The results in the talent pool session were rather mixed. On the question of whether Sri Lanka has sufficient numbers of skilled talent to meet the country’s growth aspirations over the next five years, 36% said ‘no’ while 38% said ‘yes’. A further 26% were ambivalent. On whether the executives’ companies would be interested in hiring talent from countries in the region if the process of obtaining work visas for such candidates was simpler, 43% responded ‘yes’, 32% responded ‘no’, and 20% were ambivalent. What there was strong consensus on, however, was that the budget outlay on education must increase even if it means that taxes need to be increased - 75% said ‘yes’, 12% said ‘no’, and 13% were unsure.
Immediate Issue – Budget 2017
On the immediate future of macro and growth policies – Budget 2017 – participants were rather skeptical. Only a minority of executives – 18% - expressed confidence that Budget 2017 will set the right economic policy climate to boost business confidence and drive growth. Meanwhile, 34% were not confident, and a significant share – 48% - was unsure.
These results, while based on a sample of 100 respondents for the questions related to specific sessions and 200 for the 3 overall questions, could hint at a wider dissatisfaction among the corporate community of the country’s economic condition.

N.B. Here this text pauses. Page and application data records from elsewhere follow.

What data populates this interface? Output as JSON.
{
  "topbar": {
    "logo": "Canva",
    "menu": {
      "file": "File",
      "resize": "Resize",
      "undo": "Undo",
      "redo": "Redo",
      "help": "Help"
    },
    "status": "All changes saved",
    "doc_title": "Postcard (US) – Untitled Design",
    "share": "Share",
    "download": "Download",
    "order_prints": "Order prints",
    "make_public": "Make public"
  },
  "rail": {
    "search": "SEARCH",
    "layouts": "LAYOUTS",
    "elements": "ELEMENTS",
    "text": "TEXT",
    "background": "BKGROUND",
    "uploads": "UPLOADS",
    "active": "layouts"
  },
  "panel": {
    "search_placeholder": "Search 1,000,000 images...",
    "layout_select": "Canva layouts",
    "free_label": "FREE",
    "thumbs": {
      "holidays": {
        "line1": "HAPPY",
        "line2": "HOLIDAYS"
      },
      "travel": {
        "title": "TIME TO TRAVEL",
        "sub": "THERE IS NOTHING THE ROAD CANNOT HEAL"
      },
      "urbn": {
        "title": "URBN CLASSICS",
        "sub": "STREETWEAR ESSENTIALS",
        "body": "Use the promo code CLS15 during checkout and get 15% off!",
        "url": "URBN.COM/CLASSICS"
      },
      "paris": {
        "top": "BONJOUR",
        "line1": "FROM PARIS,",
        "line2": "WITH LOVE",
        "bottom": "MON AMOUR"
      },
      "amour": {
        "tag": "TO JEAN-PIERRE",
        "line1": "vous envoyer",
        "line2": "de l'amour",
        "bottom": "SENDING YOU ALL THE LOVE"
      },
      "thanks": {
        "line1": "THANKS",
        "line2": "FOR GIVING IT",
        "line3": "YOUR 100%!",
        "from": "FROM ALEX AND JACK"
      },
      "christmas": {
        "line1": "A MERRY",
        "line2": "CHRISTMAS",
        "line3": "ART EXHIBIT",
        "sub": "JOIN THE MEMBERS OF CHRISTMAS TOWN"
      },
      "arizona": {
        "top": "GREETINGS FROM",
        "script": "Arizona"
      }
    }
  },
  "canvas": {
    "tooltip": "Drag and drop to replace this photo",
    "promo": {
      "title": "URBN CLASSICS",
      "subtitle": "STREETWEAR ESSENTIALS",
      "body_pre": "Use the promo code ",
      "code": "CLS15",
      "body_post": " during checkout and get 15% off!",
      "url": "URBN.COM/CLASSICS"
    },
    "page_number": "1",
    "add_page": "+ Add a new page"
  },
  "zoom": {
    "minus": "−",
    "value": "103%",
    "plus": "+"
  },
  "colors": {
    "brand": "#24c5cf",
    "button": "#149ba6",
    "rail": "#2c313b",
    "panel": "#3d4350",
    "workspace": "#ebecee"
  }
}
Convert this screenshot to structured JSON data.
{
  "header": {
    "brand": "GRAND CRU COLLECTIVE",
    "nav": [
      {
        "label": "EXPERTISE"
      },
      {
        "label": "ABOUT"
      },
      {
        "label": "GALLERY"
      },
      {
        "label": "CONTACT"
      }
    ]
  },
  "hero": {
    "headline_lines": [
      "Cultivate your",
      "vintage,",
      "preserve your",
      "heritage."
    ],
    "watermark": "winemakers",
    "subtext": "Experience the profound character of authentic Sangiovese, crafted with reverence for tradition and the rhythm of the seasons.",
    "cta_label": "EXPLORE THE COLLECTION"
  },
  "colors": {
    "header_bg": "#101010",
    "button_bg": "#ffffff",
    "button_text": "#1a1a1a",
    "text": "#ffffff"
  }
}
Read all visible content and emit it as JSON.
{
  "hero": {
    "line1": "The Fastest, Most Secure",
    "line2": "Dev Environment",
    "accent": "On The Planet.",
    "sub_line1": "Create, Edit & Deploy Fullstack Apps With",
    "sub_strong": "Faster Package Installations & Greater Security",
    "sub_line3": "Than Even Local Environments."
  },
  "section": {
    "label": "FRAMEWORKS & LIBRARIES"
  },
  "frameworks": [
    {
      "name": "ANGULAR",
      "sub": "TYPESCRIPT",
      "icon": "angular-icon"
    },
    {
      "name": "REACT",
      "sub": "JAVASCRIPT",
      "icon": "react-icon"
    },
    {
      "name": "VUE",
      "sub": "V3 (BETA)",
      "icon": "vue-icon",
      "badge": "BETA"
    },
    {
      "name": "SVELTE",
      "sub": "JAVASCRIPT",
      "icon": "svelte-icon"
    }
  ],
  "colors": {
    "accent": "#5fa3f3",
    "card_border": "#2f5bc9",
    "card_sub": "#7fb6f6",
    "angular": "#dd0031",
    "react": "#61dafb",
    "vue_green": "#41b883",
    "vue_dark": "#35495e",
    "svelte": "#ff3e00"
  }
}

A challenging global economic climate, legacy issues from the previous government, persistent domestic policy bottlenecks are no doubt feeding into this sentiment.
It is important that the government take steps to boost confidence among the private sector, so that it rekindles their animal spirits and they recalibrate their risk. The Prime Minister’s Economic Policy statement due this month is eagerly awaited by the business community, which, together with Budget 2017, ought to set the stage for a period of sustained inclusive growth over the next four years with a focus on action and delivering on the country’s abundant economic potential.